by Laura Tomaka ~ April 2014 ~ Stateline Midwest »
A series of high-profile requests by companies wanting special tax breaks from Illinois in order to stay in the state have raised questions about whether the state’s business incentive programs actually result in job and economic growth.
So many questions have emerged, in fact, that lawmakers have agreed not to grant any tax breaks until hearings are held to evaluate the state’s tax environment and the effectiveness of business incentives.
“It’s clear to me that the policies that we are using now aren’t working,” says Rep. Jack Franks, who is helping lead a newly formed Illinois House working group that is doing the evaluation.
Illinois has the second-highest unemployment rate in the nation, 8.7 percent, and is ranked at the bottom of U.S. states for estimated job growth (see map).
Lawmakers are also in the midst of debating a scheduled income-tax rollback, as well as the future of the state’s corporate income tax — currently at 7 percent, plus a 2.5 percent tax on profits from in-state sales.
Illinois gives more than $1 billion in various corporate tax breaks each year.
With the agreed-upon moratorium in the House, no special incentives, which require legislative approval, are likely to get a hearing.
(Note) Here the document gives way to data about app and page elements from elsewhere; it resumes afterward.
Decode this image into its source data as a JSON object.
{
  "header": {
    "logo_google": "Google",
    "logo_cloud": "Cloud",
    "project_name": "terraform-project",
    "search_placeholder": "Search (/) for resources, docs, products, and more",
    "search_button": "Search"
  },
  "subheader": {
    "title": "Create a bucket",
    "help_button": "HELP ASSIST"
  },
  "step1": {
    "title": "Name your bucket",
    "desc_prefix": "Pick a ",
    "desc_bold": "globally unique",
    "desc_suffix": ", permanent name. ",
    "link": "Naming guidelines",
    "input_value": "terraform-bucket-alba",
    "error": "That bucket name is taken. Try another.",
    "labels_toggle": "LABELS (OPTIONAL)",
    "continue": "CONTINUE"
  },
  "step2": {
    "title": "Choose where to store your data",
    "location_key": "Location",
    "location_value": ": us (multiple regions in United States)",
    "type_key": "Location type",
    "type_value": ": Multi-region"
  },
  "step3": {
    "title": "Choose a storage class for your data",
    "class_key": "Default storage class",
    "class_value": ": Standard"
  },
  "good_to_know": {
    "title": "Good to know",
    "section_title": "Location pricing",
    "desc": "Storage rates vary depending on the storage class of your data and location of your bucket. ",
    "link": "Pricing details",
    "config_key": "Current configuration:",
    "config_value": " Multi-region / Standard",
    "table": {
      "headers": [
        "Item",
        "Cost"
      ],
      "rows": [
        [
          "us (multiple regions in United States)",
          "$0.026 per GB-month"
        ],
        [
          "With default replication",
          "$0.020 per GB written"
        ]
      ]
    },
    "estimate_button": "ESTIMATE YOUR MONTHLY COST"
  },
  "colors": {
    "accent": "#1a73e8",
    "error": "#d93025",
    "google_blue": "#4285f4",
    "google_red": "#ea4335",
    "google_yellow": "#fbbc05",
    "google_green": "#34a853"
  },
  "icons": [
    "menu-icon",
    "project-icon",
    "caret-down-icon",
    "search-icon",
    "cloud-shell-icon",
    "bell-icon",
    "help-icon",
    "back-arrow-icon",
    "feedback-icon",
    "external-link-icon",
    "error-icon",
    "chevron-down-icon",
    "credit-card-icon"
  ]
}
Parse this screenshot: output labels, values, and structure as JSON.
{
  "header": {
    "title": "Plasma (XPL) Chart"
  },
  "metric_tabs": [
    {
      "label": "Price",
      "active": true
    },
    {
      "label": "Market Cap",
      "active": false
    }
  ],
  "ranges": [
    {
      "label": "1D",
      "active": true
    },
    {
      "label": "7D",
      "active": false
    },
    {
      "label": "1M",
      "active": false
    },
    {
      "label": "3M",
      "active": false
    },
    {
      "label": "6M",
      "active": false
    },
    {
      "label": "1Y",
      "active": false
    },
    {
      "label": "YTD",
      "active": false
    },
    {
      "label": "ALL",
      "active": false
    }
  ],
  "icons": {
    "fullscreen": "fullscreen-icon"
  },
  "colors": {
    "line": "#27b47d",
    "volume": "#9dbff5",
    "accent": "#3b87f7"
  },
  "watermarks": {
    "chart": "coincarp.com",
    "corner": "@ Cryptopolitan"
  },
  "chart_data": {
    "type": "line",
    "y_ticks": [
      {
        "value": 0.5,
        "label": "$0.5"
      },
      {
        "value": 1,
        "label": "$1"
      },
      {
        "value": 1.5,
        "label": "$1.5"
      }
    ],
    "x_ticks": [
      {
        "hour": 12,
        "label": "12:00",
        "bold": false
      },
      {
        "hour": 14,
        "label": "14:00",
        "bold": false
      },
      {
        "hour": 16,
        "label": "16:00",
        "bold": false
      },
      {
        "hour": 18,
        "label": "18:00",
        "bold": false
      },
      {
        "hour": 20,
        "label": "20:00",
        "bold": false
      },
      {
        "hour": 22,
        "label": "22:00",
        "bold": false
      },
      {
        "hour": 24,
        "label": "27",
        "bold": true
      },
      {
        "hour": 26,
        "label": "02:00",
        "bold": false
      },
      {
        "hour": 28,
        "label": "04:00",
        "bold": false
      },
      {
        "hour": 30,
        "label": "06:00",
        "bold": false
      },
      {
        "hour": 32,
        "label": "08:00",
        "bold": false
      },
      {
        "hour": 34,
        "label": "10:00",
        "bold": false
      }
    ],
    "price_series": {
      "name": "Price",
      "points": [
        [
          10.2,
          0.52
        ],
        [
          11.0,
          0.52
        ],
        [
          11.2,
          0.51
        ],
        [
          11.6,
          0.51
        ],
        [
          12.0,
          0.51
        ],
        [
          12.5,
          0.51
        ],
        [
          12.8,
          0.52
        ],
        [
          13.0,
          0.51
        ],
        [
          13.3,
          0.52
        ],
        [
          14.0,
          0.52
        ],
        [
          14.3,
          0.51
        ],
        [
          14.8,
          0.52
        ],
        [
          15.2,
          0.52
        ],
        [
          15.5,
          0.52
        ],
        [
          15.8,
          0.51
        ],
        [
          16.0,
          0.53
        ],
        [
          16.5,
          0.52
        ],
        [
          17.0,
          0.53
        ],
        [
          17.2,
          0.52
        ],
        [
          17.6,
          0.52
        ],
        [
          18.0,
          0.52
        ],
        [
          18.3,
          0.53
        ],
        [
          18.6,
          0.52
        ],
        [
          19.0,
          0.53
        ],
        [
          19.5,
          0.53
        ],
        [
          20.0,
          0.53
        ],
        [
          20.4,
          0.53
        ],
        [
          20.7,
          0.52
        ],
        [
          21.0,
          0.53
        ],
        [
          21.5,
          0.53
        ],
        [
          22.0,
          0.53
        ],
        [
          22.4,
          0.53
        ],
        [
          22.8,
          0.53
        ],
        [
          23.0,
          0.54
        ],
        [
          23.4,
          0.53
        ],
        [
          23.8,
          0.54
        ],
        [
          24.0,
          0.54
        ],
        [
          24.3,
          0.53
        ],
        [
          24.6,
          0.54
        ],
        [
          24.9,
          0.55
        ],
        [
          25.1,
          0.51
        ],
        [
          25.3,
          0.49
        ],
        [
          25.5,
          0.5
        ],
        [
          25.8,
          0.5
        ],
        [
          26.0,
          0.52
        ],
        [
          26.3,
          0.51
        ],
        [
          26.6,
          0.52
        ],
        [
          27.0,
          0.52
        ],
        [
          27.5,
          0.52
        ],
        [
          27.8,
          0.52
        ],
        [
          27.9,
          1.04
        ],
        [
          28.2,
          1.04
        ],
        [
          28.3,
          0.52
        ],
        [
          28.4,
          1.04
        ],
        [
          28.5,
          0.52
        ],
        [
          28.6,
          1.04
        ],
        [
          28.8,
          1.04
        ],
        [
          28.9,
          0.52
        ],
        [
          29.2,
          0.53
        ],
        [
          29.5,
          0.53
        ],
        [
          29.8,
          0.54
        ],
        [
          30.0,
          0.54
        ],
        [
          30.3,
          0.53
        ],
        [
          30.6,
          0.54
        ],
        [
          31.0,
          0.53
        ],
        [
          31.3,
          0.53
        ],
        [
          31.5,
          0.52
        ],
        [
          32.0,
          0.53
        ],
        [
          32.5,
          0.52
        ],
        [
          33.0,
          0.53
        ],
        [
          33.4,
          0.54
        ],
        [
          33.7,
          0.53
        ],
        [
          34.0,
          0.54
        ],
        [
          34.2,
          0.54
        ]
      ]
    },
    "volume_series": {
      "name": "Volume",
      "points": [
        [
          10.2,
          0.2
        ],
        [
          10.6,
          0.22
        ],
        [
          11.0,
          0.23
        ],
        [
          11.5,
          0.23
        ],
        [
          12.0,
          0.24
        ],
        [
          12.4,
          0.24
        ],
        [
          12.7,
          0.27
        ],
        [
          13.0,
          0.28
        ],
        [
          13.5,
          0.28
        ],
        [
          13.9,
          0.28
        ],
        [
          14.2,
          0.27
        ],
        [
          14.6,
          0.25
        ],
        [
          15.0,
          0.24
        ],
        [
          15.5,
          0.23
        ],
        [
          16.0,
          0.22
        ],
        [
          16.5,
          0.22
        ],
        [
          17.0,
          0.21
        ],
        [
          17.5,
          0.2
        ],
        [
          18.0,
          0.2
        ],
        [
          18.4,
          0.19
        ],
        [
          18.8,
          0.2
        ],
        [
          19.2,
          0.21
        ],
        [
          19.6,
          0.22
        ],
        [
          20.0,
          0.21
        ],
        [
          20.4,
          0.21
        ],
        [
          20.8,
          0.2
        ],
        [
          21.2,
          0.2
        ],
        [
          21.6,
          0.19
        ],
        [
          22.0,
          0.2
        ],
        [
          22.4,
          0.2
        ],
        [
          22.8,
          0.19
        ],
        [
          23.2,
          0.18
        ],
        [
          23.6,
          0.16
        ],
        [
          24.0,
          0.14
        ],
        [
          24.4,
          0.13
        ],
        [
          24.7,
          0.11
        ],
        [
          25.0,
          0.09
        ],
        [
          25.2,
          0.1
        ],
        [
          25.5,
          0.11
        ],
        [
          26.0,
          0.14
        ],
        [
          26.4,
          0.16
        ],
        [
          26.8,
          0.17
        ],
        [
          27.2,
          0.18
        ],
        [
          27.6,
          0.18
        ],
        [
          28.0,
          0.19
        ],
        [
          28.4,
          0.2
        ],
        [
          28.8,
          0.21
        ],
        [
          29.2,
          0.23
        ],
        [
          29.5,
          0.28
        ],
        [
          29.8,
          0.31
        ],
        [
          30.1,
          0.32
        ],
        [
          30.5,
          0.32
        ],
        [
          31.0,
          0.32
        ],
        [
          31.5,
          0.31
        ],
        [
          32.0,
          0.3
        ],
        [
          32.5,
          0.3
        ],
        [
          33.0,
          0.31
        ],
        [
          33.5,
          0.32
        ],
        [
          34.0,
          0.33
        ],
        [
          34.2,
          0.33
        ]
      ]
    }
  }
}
The state’s main tax credit program used to keep businesses in the state — Economic Development for a Growing Economy (EDGE) — provides a credit against corporate income taxes to companies that make capital investments and create a minimum number of jobs in the state. Companies can still apply for and receive EDGE credits, but with the evaluation, some major reforms could be coming.
“The focus has not been on the creation of jobs, but rather on the retention of jobs,” Franks says, “which is very difficult to evaluate because [of the question], would a company have changed behavior but for the incentives that we have been giving?
“There has to be a better mechanism. The first thing I want to do is put in some metrics to evaluate incentive programs [to learn] whether they work in their current form, and then try to find [the ones] that have validity and leverage those so the taxpayers get a better return.”
Franks also wants to hear about best practices from other states. One idea, for example, is to use “closing funds,” under which businesses closing a deal with the state receive cash grants.
But he also hopes the working group helps lead to a more complete vision of how to make the state a better place to do business.
“Maybe we should be putting our money not to the incentive programs,” he says, “but perhaps to our human capital and providing these companies with the best-educated and [most-]talented workforce.”
The escalating competition among states to “steal” businesses, he adds, is unproductive.
“Might we be better pursuing a compact with our other Midwestern states and say that we’re not going to poach each other’s companies, but work regionally to try to bring more to everybody’s profits?” he asks.


Article written by Laura Tomaka, staff liaison to the Midwestern Legislative Conference Economic Development Committee. The committee's co-chairs are Michigan Rep. Eileen Kowall and Nebraska Sen. Heath Mello.